→ WORK TO COMPLETE
Write only the number of lines in the entries below that contain the string "guardar".

→ SOURCE DATA
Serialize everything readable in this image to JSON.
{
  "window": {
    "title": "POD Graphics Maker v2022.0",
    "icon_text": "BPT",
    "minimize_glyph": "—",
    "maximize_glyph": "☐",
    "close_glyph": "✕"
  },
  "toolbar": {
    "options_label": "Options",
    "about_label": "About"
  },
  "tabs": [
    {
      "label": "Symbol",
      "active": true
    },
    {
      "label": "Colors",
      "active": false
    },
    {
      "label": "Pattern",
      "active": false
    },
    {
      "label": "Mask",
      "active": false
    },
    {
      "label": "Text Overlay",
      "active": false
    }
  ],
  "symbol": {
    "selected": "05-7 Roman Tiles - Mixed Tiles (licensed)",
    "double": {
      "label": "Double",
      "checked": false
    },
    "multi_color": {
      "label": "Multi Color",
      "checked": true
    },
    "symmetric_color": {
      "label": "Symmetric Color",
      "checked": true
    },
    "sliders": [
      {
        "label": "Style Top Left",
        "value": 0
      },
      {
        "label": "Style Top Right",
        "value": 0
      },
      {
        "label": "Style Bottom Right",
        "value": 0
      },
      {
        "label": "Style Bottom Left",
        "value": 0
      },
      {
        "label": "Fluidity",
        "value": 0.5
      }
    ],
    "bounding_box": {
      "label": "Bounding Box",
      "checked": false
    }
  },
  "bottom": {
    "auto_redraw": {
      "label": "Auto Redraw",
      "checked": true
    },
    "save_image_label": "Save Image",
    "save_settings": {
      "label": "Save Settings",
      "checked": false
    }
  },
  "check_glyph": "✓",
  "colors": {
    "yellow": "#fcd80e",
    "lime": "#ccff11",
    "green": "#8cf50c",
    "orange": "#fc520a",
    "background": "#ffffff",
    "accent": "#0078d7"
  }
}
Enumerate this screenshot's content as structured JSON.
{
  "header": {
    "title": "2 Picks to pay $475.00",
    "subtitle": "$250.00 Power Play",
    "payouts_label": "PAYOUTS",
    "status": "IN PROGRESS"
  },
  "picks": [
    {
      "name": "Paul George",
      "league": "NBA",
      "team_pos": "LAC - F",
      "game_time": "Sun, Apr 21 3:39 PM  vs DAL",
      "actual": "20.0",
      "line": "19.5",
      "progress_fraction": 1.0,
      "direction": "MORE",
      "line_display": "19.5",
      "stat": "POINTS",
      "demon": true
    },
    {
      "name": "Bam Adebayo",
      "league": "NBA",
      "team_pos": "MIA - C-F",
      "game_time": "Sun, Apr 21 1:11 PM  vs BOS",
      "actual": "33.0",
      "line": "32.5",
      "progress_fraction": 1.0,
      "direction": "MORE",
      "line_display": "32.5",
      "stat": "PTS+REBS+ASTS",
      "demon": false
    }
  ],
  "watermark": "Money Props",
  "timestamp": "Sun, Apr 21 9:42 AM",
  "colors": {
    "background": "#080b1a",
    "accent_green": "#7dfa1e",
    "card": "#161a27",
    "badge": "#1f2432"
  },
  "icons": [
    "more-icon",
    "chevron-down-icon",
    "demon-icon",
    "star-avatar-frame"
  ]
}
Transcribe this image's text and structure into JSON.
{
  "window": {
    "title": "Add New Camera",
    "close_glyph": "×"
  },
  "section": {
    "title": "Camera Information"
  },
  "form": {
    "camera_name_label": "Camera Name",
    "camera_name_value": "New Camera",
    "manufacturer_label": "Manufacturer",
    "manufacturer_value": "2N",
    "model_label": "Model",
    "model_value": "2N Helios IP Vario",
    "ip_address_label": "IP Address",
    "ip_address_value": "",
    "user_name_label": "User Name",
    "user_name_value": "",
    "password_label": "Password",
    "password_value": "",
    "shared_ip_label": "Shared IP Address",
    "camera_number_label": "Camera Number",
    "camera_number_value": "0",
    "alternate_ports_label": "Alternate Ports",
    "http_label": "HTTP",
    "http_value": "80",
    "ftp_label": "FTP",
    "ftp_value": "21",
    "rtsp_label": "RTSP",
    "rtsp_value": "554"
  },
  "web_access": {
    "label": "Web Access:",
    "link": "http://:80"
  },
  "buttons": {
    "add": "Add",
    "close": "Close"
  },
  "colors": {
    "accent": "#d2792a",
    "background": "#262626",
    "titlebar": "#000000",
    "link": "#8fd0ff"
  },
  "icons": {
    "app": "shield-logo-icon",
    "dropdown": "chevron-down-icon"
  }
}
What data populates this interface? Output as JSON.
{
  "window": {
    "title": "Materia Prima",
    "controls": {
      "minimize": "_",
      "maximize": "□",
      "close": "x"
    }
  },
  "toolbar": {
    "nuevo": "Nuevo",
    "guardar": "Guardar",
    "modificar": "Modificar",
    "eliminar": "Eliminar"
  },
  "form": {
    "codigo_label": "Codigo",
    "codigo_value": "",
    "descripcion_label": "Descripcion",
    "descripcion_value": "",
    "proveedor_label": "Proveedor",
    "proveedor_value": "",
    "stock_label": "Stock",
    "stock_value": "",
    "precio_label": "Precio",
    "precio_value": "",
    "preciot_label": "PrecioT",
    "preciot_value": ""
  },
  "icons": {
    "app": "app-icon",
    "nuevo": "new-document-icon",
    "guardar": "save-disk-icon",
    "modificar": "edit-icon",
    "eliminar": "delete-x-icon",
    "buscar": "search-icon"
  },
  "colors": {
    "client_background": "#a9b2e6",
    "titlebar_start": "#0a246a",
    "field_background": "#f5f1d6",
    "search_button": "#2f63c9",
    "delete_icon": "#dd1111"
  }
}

→ ANSWER AREA
2